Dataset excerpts
+---+
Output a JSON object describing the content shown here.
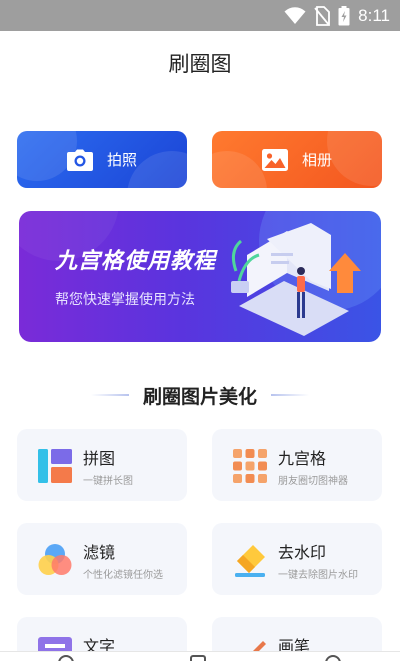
{
  "status_bar": {
    "time": "8:11",
    "icons": [
      "wifi-icon",
      "no-sim-icon",
      "battery-charging-icon"
    ]
  },
  "page": {
    "title": "刷圈图"
  },
  "actions": {
    "camera": {
      "label": "拍照",
      "icon": "camera-icon",
      "color": "#2356e4"
    },
    "album": {
      "label": "相册",
      "icon": "image-icon",
      "color": "#f8622a"
    }
  },
  "banner": {
    "title": "九宫格使用教程",
    "subtitle": "帮您快速掌握使用方法"
  },
  "section": {
    "title": "刷圈图片美化"
  },
  "tools": [
    {
      "title": "拼图",
      "subtitle": "一键拼长图",
      "icon": "collage-icon"
    },
    {
      "title": "九宫格",
      "subtitle": "朋友圈切图神器",
      "icon": "nine-grid-icon"
    },
    {
      "title": "滤镜",
      "subtitle": "个性化滤镜任你选",
      "icon": "filter-icon"
    },
    {
      "title": "去水印",
      "subtitle": "一键去除图片水印",
      "icon": "eraser-icon"
    },
    {
      "title": "文字",
      "subtitle": "",
      "icon": "text-icon"
    },
    {
      "title": "画笔",
      "subtitle": "",
      "icon": "brush-icon"
    }
  ]
}
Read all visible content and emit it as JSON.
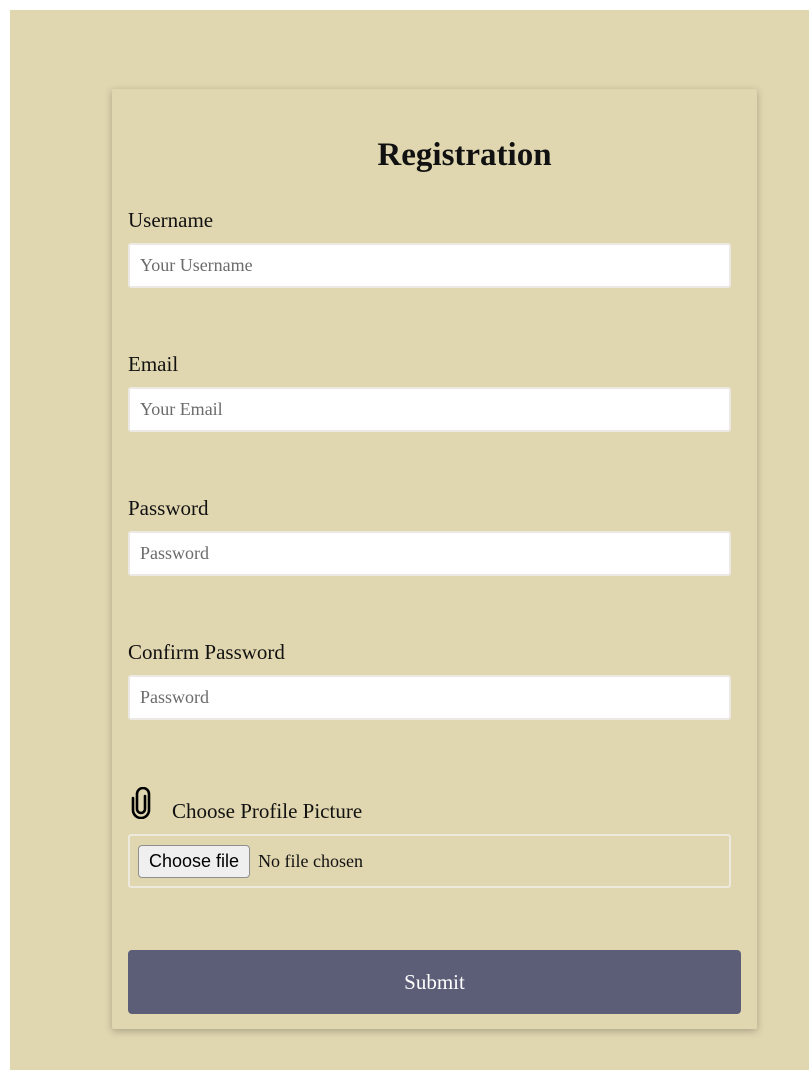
{
  "form": {
    "title": "Registration",
    "username": {
      "label": "Username",
      "placeholder": "Your Username",
      "value": ""
    },
    "email": {
      "label": "Email",
      "placeholder": "Your Email",
      "value": ""
    },
    "password": {
      "label": "Password",
      "placeholder": "Password",
      "value": ""
    },
    "confirm_password": {
      "label": "Confirm Password",
      "placeholder": "Password",
      "value": ""
    },
    "profile_picture": {
      "icon": "paperclip-icon",
      "label": "Choose Profile Picture",
      "button_label": "Choose file",
      "status": "No file chosen"
    },
    "submit_label": "Submit"
  },
  "colors": {
    "page_background": "#e0d6b0",
    "card_background": "#e0d6b0",
    "input_background": "#ffffff",
    "submit_background": "#5b5e76",
    "submit_text": "#ffffff"
  }
}
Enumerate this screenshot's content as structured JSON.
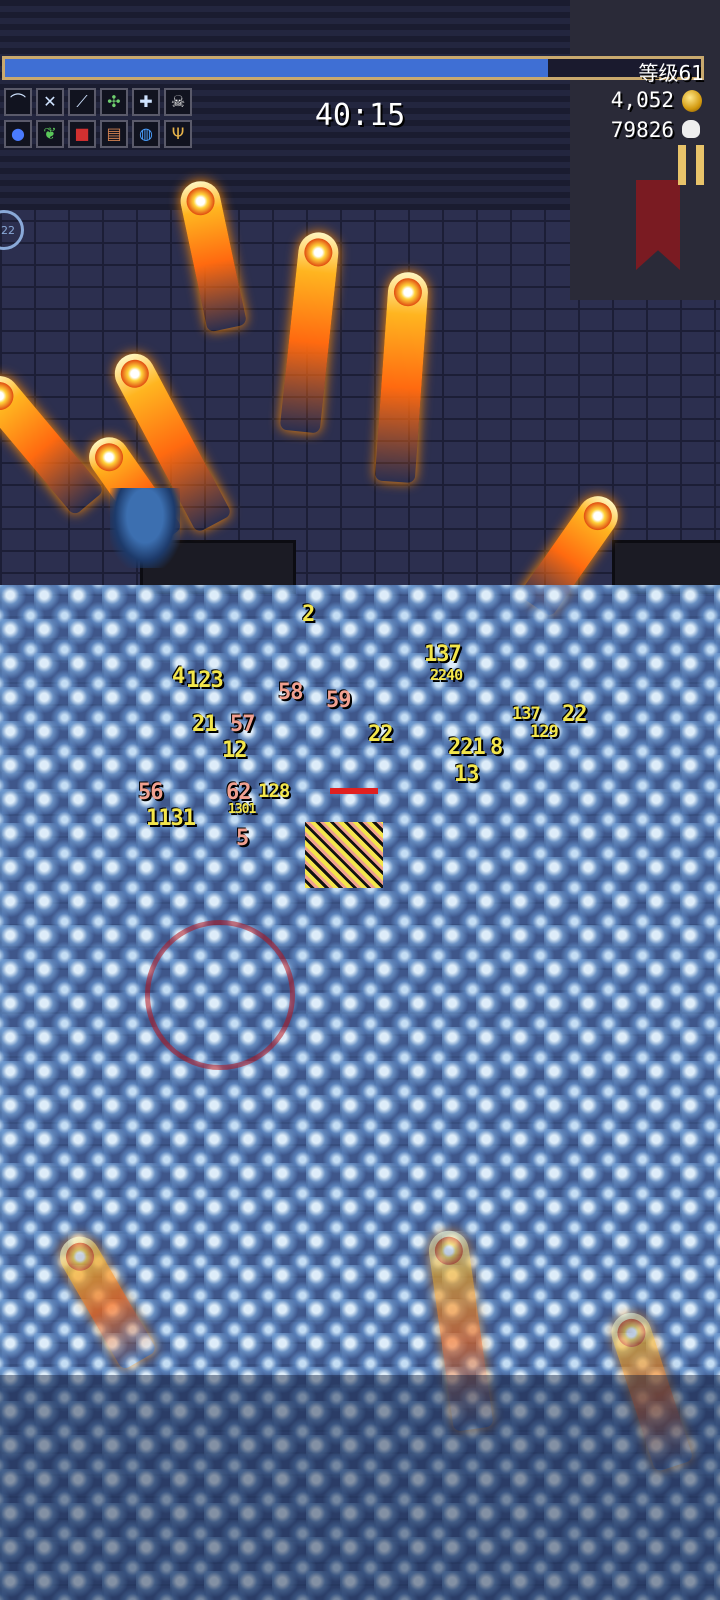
{
  "hud": {
    "level_label": "等级61",
    "xp_fraction": 0.78,
    "timer": "40:15",
    "gold": "4,052",
    "kills": "79826",
    "side_counter": "22"
  },
  "weapons": [
    {
      "icon": "whip-icon",
      "glyph": "⌒"
    },
    {
      "icon": "crossed-swords-icon",
      "glyph": "✕"
    },
    {
      "icon": "magic-wand-icon",
      "glyph": "⟋"
    },
    {
      "icon": "clover-icon",
      "glyph": "✣"
    },
    {
      "icon": "cross-icon",
      "glyph": "✚"
    },
    {
      "icon": "skull-weapon-icon",
      "glyph": "☠"
    }
  ],
  "passives": [
    {
      "icon": "orb-icon",
      "glyph": "●"
    },
    {
      "icon": "leaf-icon",
      "glyph": "❦"
    },
    {
      "icon": "armor-icon",
      "glyph": "■"
    },
    {
      "icon": "scroll-icon",
      "glyph": "▤"
    },
    {
      "icon": "ring-icon",
      "glyph": "◍"
    },
    {
      "icon": "trident-icon",
      "glyph": "Ψ"
    }
  ],
  "damage_numbers": [
    {
      "text": "2",
      "style": "yellow"
    },
    {
      "text": "4",
      "style": "yellow"
    },
    {
      "text": "123",
      "style": "yellow"
    },
    {
      "text": "58",
      "style": "red"
    },
    {
      "text": "59",
      "style": "red"
    },
    {
      "text": "21",
      "style": "yellow"
    },
    {
      "text": "57",
      "style": "red"
    },
    {
      "text": "12",
      "style": "yellow"
    },
    {
      "text": "22",
      "style": "yellow"
    },
    {
      "text": "137",
      "style": "yellow"
    },
    {
      "text": "2240",
      "style": "yellow"
    },
    {
      "text": "221",
      "style": "yellow"
    },
    {
      "text": "8",
      "style": "yellow"
    },
    {
      "text": "13",
      "style": "yellow"
    },
    {
      "text": "137",
      "style": "yellow"
    },
    {
      "text": "129",
      "style": "yellow"
    },
    {
      "text": "22",
      "style": "yellow"
    },
    {
      "text": "56",
      "style": "red"
    },
    {
      "text": "1131",
      "style": "yellow"
    },
    {
      "text": "62",
      "style": "red"
    },
    {
      "text": "128",
      "style": "yellow"
    },
    {
      "text": "1301",
      "style": "yellow"
    },
    {
      "text": "5",
      "style": "red"
    }
  ],
  "colors": {
    "xp_fill": "#3f6fd4",
    "xp_border": "#c9a96e",
    "damage_yellow": "#f3e64b",
    "damage_red": "#f0a090"
  }
}
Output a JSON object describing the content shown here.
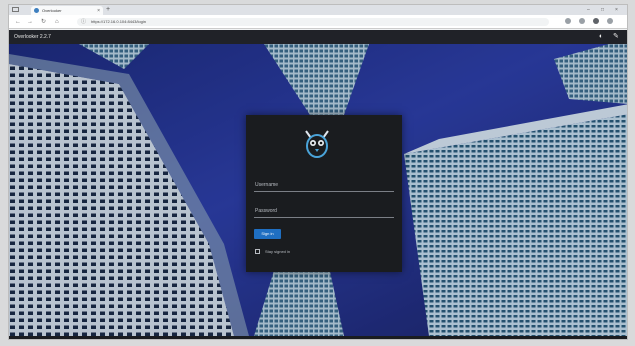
{
  "browser": {
    "tab_title": "Overlooker",
    "tab_close": "×",
    "new_tab": "+",
    "address": "https://172.16.0.104:8443/login",
    "window_minimize": "–",
    "window_maximize": "□",
    "window_close": "×"
  },
  "app": {
    "brand": "Overlooker 2.2.7",
    "theme_toggle_icon": "half-circle-icon",
    "settings_icon": "wrench-icon"
  },
  "login": {
    "username_placeholder": "Username",
    "password_placeholder": "Password",
    "signin_label": "Sign in",
    "remember_label": "Stay signed in"
  },
  "footer": {
    "left": "",
    "right": ""
  },
  "colors": {
    "accent": "#1f6fc2",
    "panel": "#1a1c1f",
    "appbar": "#202228"
  }
}
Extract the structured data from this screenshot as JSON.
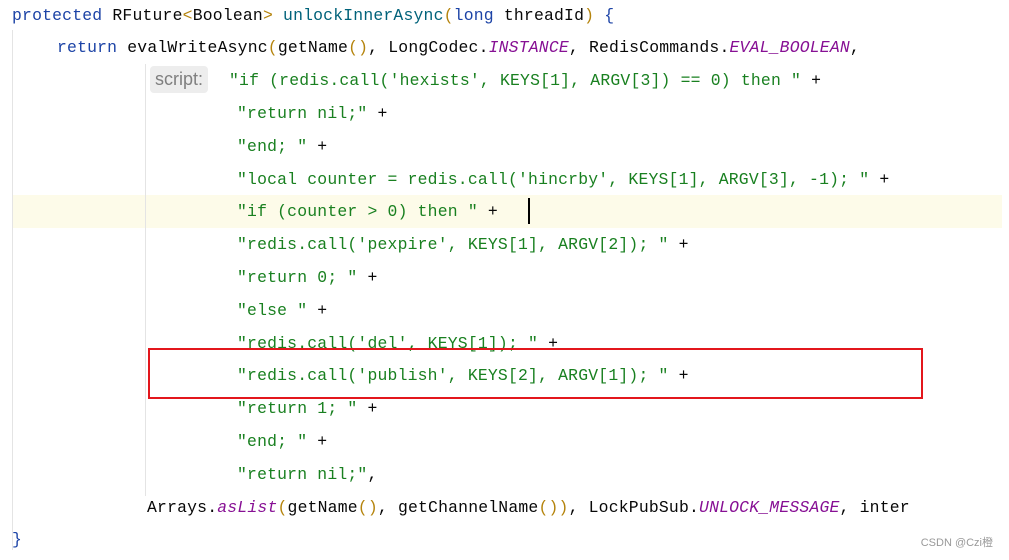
{
  "editor": {
    "inlay_hint": "script:",
    "highlighted_line": 6,
    "annotation_color": "#e3161c",
    "watermark": "CSDN @Czi橙",
    "lines": [
      [
        [
          "kw",
          "protected "
        ],
        [
          "plain",
          "RFuture"
        ],
        [
          "par",
          "<"
        ],
        [
          "plain",
          "Boolean"
        ],
        [
          "par",
          "> "
        ],
        [
          "fn",
          "unlockInnerAsync"
        ],
        [
          "par",
          "("
        ],
        [
          "kw",
          "long "
        ],
        [
          "plain",
          "threadId"
        ],
        [
          "par",
          ")"
        ],
        [
          "plain",
          " "
        ],
        [
          "brace",
          "{"
        ]
      ],
      [
        [
          "kw",
          "return "
        ],
        [
          "plain",
          "evalWriteAsync"
        ],
        [
          "par",
          "("
        ],
        [
          "plain",
          "getName"
        ],
        [
          "par",
          "()"
        ],
        [
          "plain",
          ", LongCodec."
        ],
        [
          "const",
          "INSTANCE"
        ],
        [
          "plain",
          ", RedisCommands."
        ],
        [
          "const",
          "EVAL_BOOLEAN"
        ],
        [
          "plain",
          ","
        ]
      ],
      [
        [
          "str",
          "\"if (redis.call('hexists', KEYS[1], ARGV[3]) == 0) then \""
        ],
        [
          "op",
          " +"
        ]
      ],
      [
        [
          "str",
          "\"return nil;\""
        ],
        [
          "op",
          " +"
        ]
      ],
      [
        [
          "str",
          "\"end; \""
        ],
        [
          "op",
          " +"
        ]
      ],
      [
        [
          "str",
          "\"local counter = redis.call('hincrby', KEYS[1], ARGV[3], -1); \""
        ],
        [
          "op",
          " +"
        ]
      ],
      [
        [
          "str",
          "\"if (counter > 0) then \""
        ],
        [
          "op",
          " +"
        ]
      ],
      [
        [
          "str",
          "\"redis.call('pexpire', KEYS[1], ARGV[2]); \""
        ],
        [
          "op",
          " +"
        ]
      ],
      [
        [
          "str",
          "\"return 0; \""
        ],
        [
          "op",
          " +"
        ]
      ],
      [
        [
          "str",
          "\"else \""
        ],
        [
          "op",
          " +"
        ]
      ],
      [
        [
          "str",
          "\"redis.call('del', KEYS[1]); \""
        ],
        [
          "op",
          " +"
        ]
      ],
      [
        [
          "str",
          "\"redis.call('publish', KEYS[2], ARGV[1]); \""
        ],
        [
          "op",
          " +"
        ]
      ],
      [
        [
          "str",
          "\"return 1; \""
        ],
        [
          "op",
          " +"
        ]
      ],
      [
        [
          "str",
          "\"end; \""
        ],
        [
          "op",
          " +"
        ]
      ],
      [
        [
          "str",
          "\"return nil;\""
        ],
        [
          "plain",
          ","
        ]
      ],
      [
        [
          "plain",
          "Arrays."
        ],
        [
          "const",
          "asList"
        ],
        [
          "par",
          "("
        ],
        [
          "plain",
          "getName"
        ],
        [
          "par",
          "()"
        ],
        [
          "plain",
          ", getChannelName"
        ],
        [
          "par",
          "())"
        ],
        [
          "plain",
          ", LockPubSub."
        ],
        [
          "const",
          "UNLOCK_MESSAGE"
        ],
        [
          "plain",
          ", inter"
        ]
      ],
      [
        [
          "brace",
          "}"
        ]
      ]
    ]
  }
}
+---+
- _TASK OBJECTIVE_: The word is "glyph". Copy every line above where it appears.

- _EXERCISE ANSWER_:
      "glyph": "⌒"
      "glyph": "✕"
      "glyph": "⟋"
      "glyph": "✣"
      "glyph": "✚"
      "glyph": "☠"
      "glyph": "●"
      "glyph": "❦"
      "glyph": "■"
      "glyph": "▤"
      "glyph": "◍"
      "glyph": "Ψ"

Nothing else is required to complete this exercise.